⟨

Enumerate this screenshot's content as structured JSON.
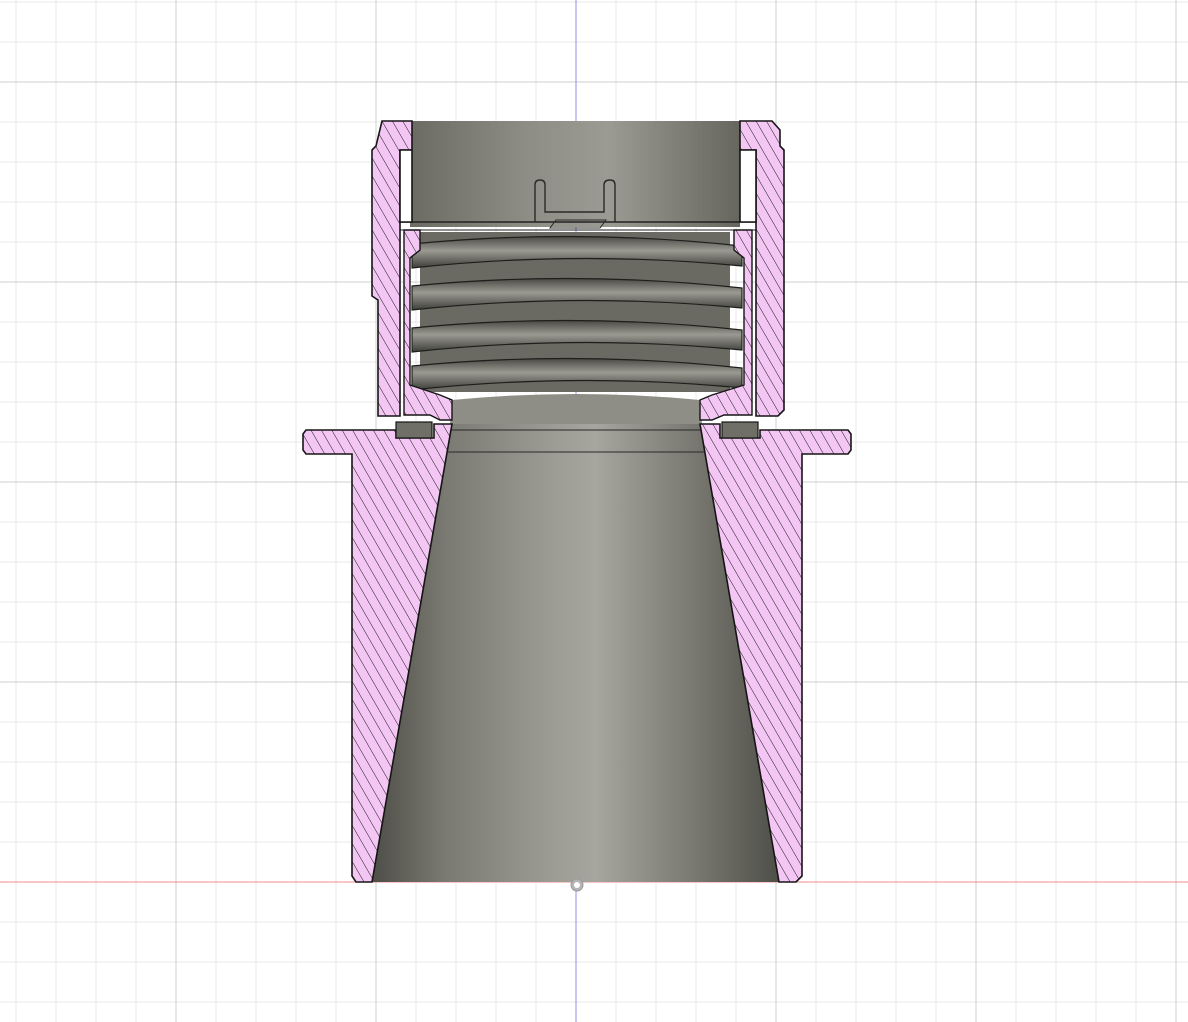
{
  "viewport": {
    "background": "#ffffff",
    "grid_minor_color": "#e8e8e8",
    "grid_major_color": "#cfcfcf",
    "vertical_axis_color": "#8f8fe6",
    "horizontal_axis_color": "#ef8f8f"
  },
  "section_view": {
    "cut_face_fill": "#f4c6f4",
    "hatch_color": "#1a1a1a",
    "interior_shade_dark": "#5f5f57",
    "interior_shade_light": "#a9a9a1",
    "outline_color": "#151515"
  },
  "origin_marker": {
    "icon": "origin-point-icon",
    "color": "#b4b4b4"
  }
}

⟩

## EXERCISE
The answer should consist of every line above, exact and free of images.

## FINAL ANSWER
Enumerate this screenshot's content as structured JSON.
{
  "viewport": {
    "background": "#ffffff",
    "grid_minor_color": "#e8e8e8",
    "grid_major_color": "#cfcfcf",
    "vertical_axis_color": "#8f8fe6",
    "horizontal_axis_color": "#ef8f8f"
  },
  "section_view": {
    "cut_face_fill": "#f4c6f4",
    "hatch_color": "#1a1a1a",
    "interior_shade_dark": "#5f5f57",
    "interior_shade_light": "#a9a9a1",
    "outline_color": "#151515"
  },
  "origin_marker": {
    "icon": "origin-point-icon",
    "color": "#b4b4b4"
  }
}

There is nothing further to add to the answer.